▸ **Work instruction**
Count every line in the following listing that contains "subject", then report that count with nothing added.

┌────────

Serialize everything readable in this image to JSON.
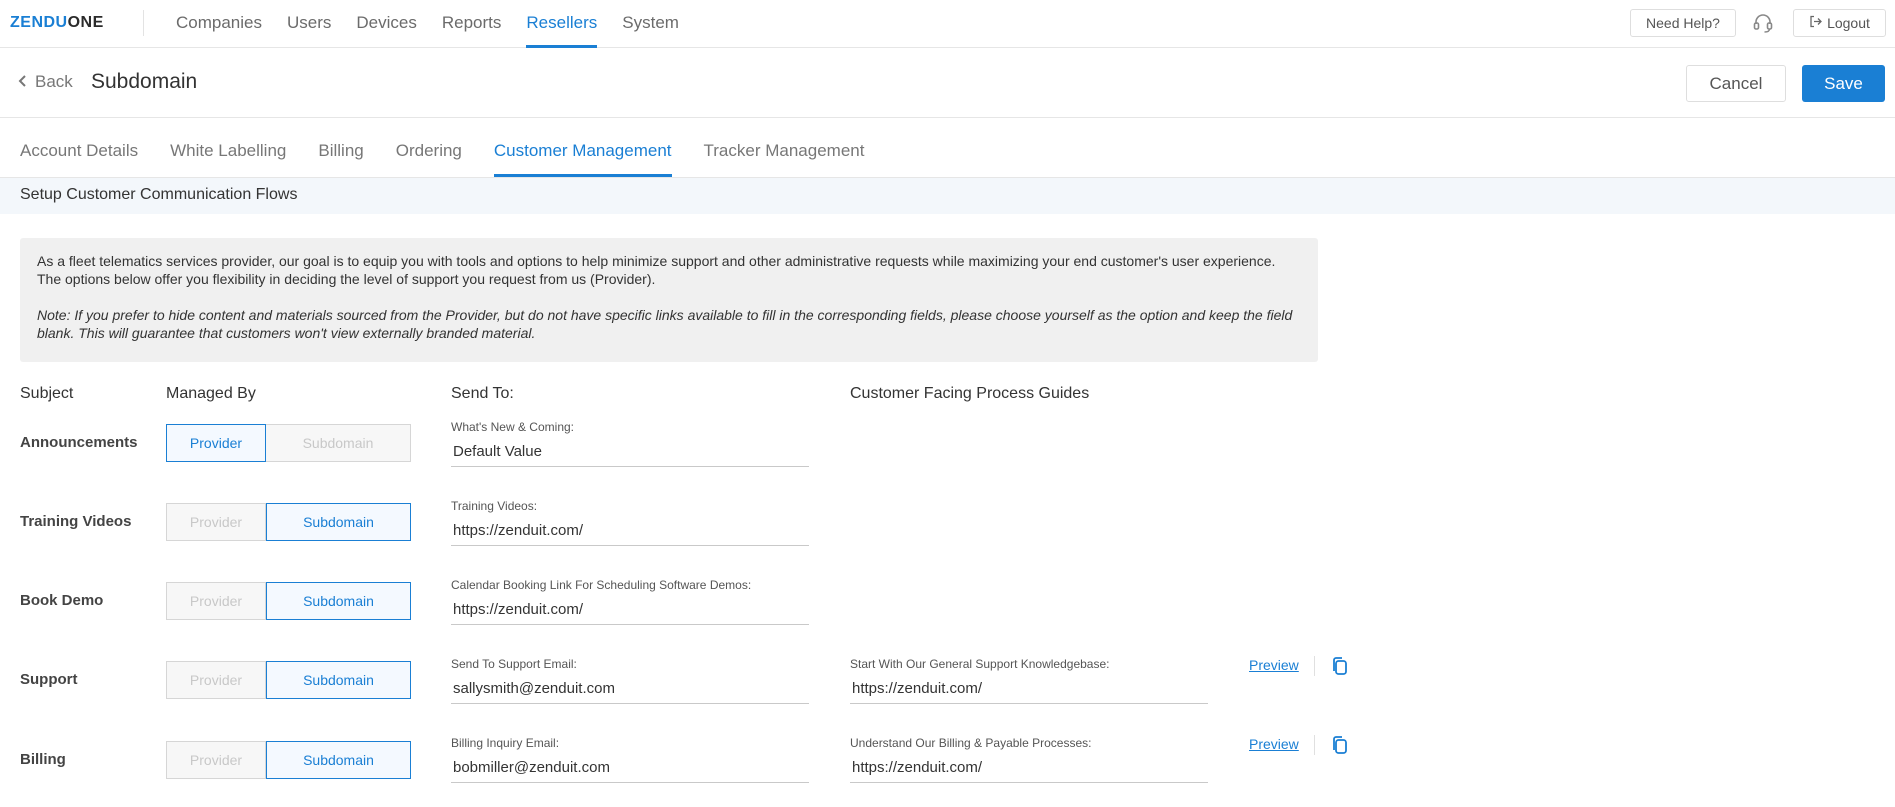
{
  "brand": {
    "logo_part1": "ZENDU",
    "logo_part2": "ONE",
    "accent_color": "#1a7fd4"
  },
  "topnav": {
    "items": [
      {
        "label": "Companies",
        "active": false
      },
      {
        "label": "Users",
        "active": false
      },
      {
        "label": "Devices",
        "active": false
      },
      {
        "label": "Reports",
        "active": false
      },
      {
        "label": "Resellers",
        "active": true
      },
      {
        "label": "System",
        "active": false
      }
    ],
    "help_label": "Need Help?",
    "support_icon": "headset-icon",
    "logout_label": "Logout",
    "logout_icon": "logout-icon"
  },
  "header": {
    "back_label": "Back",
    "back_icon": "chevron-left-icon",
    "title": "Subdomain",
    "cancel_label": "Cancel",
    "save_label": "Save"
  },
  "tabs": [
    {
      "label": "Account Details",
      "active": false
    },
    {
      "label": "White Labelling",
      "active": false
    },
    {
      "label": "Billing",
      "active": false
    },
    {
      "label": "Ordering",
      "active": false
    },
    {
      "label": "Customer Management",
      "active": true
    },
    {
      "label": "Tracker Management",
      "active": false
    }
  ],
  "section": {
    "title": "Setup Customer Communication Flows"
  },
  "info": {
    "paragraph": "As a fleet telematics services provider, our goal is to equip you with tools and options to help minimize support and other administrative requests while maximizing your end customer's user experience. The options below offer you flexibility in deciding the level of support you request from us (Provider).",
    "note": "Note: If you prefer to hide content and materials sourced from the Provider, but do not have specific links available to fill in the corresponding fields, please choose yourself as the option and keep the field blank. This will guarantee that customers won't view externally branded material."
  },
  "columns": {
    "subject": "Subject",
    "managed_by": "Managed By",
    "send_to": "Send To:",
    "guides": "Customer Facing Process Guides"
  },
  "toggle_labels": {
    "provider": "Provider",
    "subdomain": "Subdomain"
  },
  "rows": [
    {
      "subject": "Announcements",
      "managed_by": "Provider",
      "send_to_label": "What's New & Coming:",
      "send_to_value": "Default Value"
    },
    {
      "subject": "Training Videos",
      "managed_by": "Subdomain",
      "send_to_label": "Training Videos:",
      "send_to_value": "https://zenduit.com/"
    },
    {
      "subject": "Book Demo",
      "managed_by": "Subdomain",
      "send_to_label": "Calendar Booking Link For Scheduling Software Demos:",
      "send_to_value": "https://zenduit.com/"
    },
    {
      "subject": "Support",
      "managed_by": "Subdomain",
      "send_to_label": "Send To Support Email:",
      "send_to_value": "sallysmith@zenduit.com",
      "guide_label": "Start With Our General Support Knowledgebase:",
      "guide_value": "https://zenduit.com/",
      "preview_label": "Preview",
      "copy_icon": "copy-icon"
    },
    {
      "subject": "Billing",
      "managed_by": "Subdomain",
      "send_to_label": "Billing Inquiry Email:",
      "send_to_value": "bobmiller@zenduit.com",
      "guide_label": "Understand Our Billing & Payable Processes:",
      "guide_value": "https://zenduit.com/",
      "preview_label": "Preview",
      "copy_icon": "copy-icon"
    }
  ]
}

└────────
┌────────

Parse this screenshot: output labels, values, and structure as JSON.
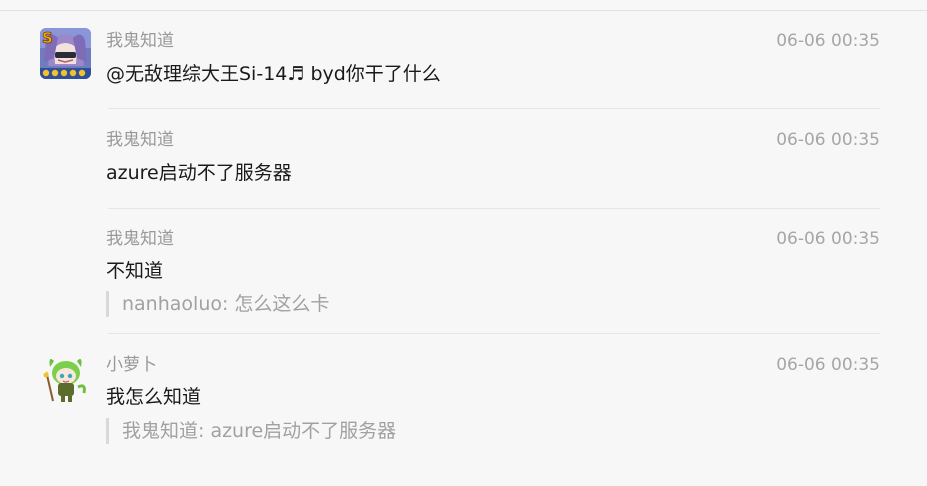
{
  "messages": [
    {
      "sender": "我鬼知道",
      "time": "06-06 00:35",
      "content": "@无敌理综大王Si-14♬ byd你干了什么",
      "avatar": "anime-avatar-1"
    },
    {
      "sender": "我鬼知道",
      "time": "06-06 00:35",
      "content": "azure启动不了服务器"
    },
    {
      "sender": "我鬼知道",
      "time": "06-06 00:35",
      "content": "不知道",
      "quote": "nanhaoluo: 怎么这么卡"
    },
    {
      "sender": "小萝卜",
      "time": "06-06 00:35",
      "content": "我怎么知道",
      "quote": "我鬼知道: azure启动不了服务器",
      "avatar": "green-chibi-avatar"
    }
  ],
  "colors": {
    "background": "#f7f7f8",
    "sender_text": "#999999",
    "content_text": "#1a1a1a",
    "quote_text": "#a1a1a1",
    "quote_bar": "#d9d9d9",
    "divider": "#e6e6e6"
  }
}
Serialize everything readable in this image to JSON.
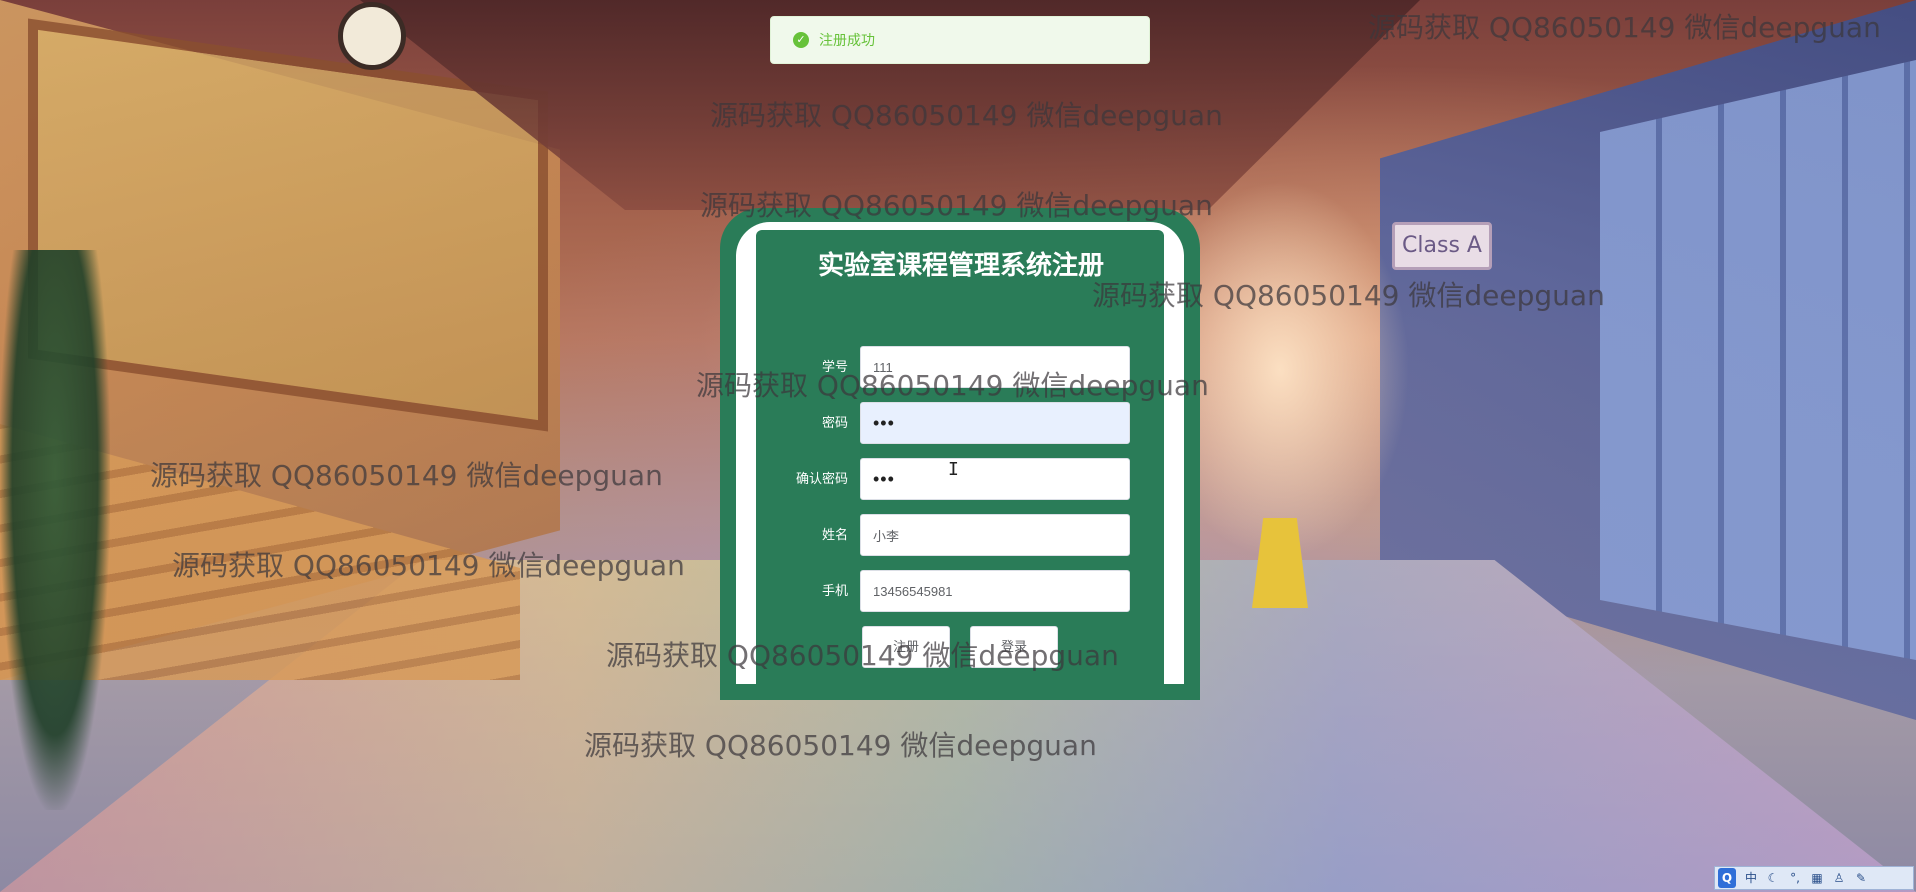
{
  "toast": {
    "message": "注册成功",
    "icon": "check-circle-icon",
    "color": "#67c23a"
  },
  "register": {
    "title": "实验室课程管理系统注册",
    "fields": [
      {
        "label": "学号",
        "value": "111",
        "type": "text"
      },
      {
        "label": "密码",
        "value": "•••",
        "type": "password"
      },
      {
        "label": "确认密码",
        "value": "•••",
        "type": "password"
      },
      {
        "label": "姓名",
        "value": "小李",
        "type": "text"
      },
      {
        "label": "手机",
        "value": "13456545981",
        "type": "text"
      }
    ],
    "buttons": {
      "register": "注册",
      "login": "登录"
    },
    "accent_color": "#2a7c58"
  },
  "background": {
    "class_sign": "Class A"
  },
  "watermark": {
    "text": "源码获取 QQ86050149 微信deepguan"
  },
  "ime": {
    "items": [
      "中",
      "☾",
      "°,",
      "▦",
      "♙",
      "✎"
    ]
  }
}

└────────
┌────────

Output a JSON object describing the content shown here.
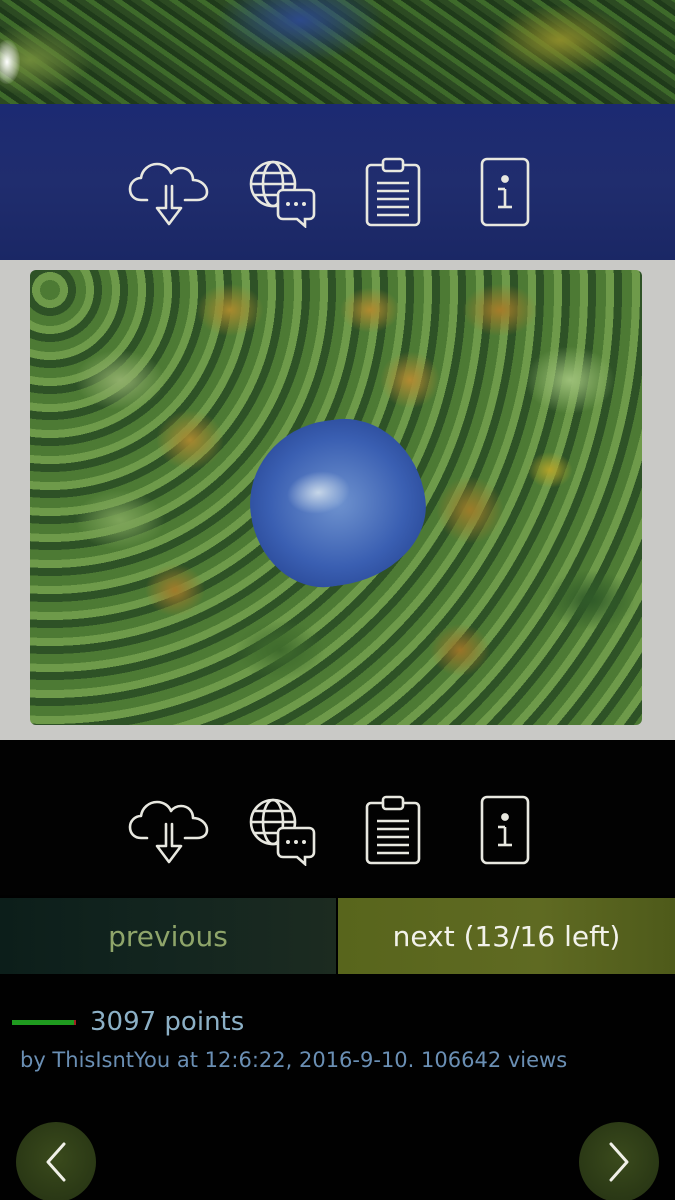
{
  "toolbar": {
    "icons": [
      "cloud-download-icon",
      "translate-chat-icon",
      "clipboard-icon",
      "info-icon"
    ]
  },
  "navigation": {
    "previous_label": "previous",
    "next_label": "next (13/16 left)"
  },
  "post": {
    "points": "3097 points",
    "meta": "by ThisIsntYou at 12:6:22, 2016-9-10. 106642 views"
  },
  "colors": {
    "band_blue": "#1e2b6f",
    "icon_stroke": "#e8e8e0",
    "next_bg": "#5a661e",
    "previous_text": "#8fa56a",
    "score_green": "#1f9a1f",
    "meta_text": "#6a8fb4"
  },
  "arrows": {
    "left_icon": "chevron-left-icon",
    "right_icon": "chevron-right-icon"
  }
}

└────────

▸ **Response**
6